a sermon for All Saints Day
All of us are here because of the saints who have gone before us. Perhaps that’s why the lessons we read today have such a familiar ring to them; they are lessons we normally hear at funeral services, and yet they are readings of hope and joy. Those who came before us, the ones who have died, rest in the eternal presence of God. Today we remember the eternal communion of all the saints.
But what, exactly, is a saint?
Those of you who have known me for a little while know that I love All Saints Day. It’s the time when we remember all the saints who have gone before us; famous saints, like St. John, St. Luke, St. Simon and St. Jude, and not so famous saints, like my grandfather, St. Tannous. St. Tannous was born in the old country and came to the United States under somewhat questionable circumstances. He and his brother traveled by ship to South America, and they worked as migrant workers, coming up through what you might call “the southern route.” He started a family in Detroit, Michigan, and watched his sons and daughters grow to up as American citizens. He loved his family, loved this country, and loved God. And he passed along his love of God through my dad to me. I stand here today because of what he did many years ago.
I know all of you have similar stories. All of us are here because of the saints who have gone before us. Perhaps that’s why the lessons we read today have such a familiar ring to them; they are lessons we normally hear at funeral services, and yet they are readings of hope and joy. Those who came before us, the ones who have died, rest in the eternal presence of God. Today we remember the eternal communion of all the saints.
But what, exactly, is a saint? Are they only these special, goody two-shoes characters that we read about in Sunday School? What is it that makes a saint?
This week I heard this perfect definition of a saint: a saint is one through whom God shines. Think about that for a moment. Look at these beautiful stained glass windows, see the light that comes through – varied colors and images. They cannot make light by themselves. They need the light of the sun to shine through them. So it is with us. We are like that glass; God shines through us. As the gathered saints of God, God continues to act in and through us.
Yesterday, I was talking to four saints: St. Jim, and St. Jill, and St. Judy, and St. Rindy. They had chosen to sit in the pumpkin patch until the last pumpkin was sold.

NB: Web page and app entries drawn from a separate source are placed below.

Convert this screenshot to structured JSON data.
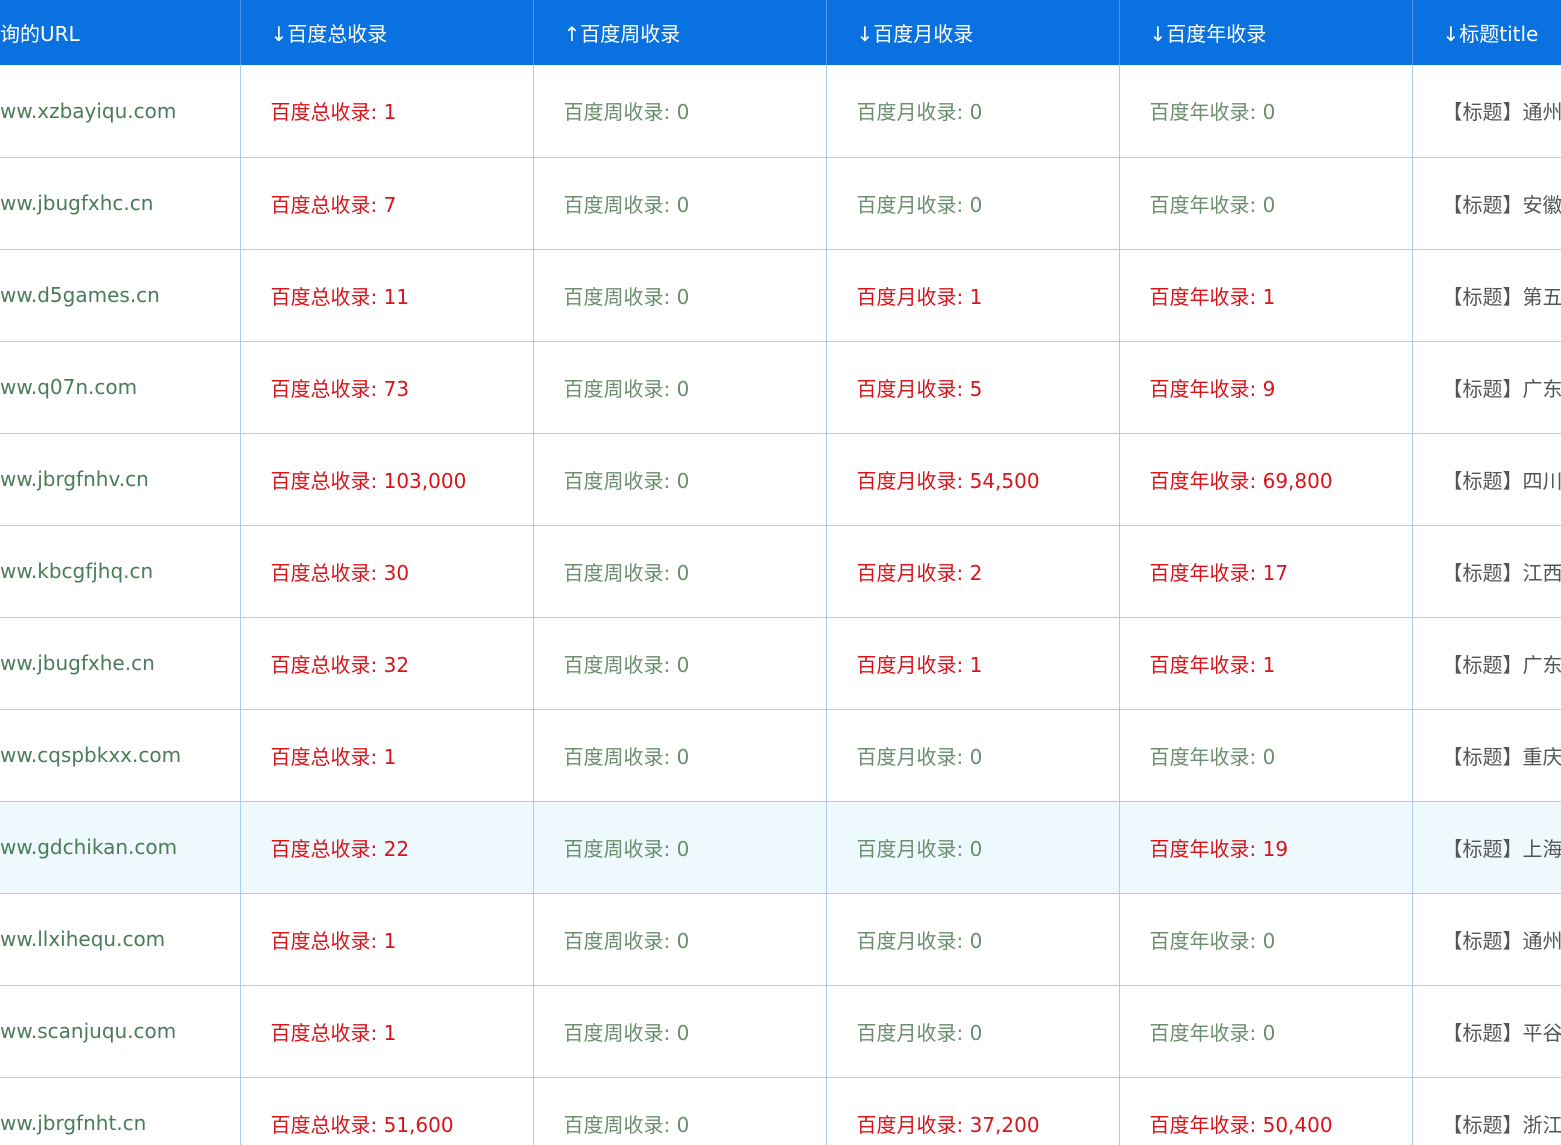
{
  "columns": {
    "url": "询的URL",
    "total": "↓百度总收录",
    "week": "↑百度周收录",
    "month": "↓百度月收录",
    "year": "↓百度年收录",
    "title": "↓标题title"
  },
  "colors": {
    "header_bg": "#0a72e0",
    "nonzero": "#d8141a",
    "zero": "#6b8e6f",
    "url_text": "#4a7c59",
    "highlight_row": "#eef9fd"
  },
  "rows": [
    {
      "url": "ww.xzbayiqu.com",
      "total": "百度总收录: 1",
      "week": "百度周收录: 0",
      "month": "百度月收录: 0",
      "year": "百度年收录: 0",
      "title": "【标题】通州"
    },
    {
      "url": "ww.jbugfxhc.cn",
      "total": "百度总收录: 7",
      "week": "百度周收录: 0",
      "month": "百度月收录: 0",
      "year": "百度年收录: 0",
      "title": "【标题】安徽"
    },
    {
      "url": "ww.d5games.cn",
      "total": "百度总收录: 11",
      "week": "百度周收录: 0",
      "month": "百度月收录: 1",
      "year": "百度年收录: 1",
      "title": "【标题】第五"
    },
    {
      "url": "ww.q07n.com",
      "total": "百度总收录: 73",
      "week": "百度周收录: 0",
      "month": "百度月收录: 5",
      "year": "百度年收录: 9",
      "title": "【标题】广东"
    },
    {
      "url": "ww.jbrgfnhv.cn",
      "total": "百度总收录: 103,000",
      "week": "百度周收录: 0",
      "month": "百度月收录: 54,500",
      "year": "百度年收录: 69,800",
      "title": "【标题】四川"
    },
    {
      "url": "ww.kbcgfjhq.cn",
      "total": "百度总收录: 30",
      "week": "百度周收录: 0",
      "month": "百度月收录: 2",
      "year": "百度年收录: 17",
      "title": "【标题】江西"
    },
    {
      "url": "ww.jbugfxhe.cn",
      "total": "百度总收录: 32",
      "week": "百度周收录: 0",
      "month": "百度月收录: 1",
      "year": "百度年收录: 1",
      "title": "【标题】广东"
    },
    {
      "url": "ww.cqspbkxx.com",
      "total": "百度总收录: 1",
      "week": "百度周收录: 0",
      "month": "百度月收录: 0",
      "year": "百度年收录: 0",
      "title": "【标题】重庆"
    },
    {
      "url": "ww.gdchikan.com",
      "total": "百度总收录: 22",
      "week": "百度周收录: 0",
      "month": "百度月收录: 0",
      "year": "百度年收录: 19",
      "title": "【标题】上海",
      "highlight": true
    },
    {
      "url": "ww.llxihequ.com",
      "total": "百度总收录: 1",
      "week": "百度周收录: 0",
      "month": "百度月收录: 0",
      "year": "百度年收录: 0",
      "title": "【标题】通州"
    },
    {
      "url": "ww.scanjuqu.com",
      "total": "百度总收录: 1",
      "week": "百度周收录: 0",
      "month": "百度月收录: 0",
      "year": "百度年收录: 0",
      "title": "【标题】平谷"
    },
    {
      "url": "ww.jbrgfnht.cn",
      "total": "百度总收录: 51,600",
      "week": "百度周收录: 0",
      "month": "百度月收录: 37,200",
      "year": "百度年收录: 50,400",
      "title": "【标题】浙江"
    }
  ]
}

Around 3:00, St. Jim, who was clearly ready to go home, said, “I tell you what – I’ll by the last pumpkin.”
What a saint!
But all of the sudden, a red pickup truck came racing into the parking lot. Out jumped a young girl and her father. “Do you have any more pumpkins?” St. Jim looked at his pumpkin, and then looked at the girl. “Here, you take it.”
Sometimes we forget that all of us are saints. Maybe it’s because we’re too busy. Maybe it’s because we’re too modest. Maybe it’s because there are so many people who are so ready to tear us down. I don’t know what it is, but the fact of the matter is that too often we live and act in ways that are not loving and do not reflect God’s love in our lives. Too often, we live and act in ways that seem to say that doesn’t let the light of God shine through us.
In today’s lesson from Revelation we read about how God is making all things new, a new heaven and a new earth, and that God is making a home among us mortals.
Did you hear that? It doesn’t say, God WILL MAKE all things new. It says God IS MAKING all things new – here and now, today and every day. The saints of God are each and every one of use here today. We are God’s holy ones, we are the Saints. We already live the new heaven and new earth, or what Jesus might call the kingdom of God. We are the saints, not because of what we have done, but because of what God does through us.
In a few minutes, we will baptize two new saints: St. Sadie Elizabeth and St. Ransom Andre. They will take their place with us with the great cloud of witnesses, the ones who have gone before us, changing the world in big ways and small, and those who are sitting right here in this room. They will join those countless witnesses who came before and who even now stand here beside us as part of the great Communion of Saints.
They may do some amazingly great things in their lives. They may discover a cure for cancer, or become president of the United States, or save the life of another human being. But that won’t be what makes them saints. What will make them saints, and makes us saints is simply making life a little be better for the people around them. What will make them saints, and all of us saints, when they let others see light of God shining through them.
Thanks be to God.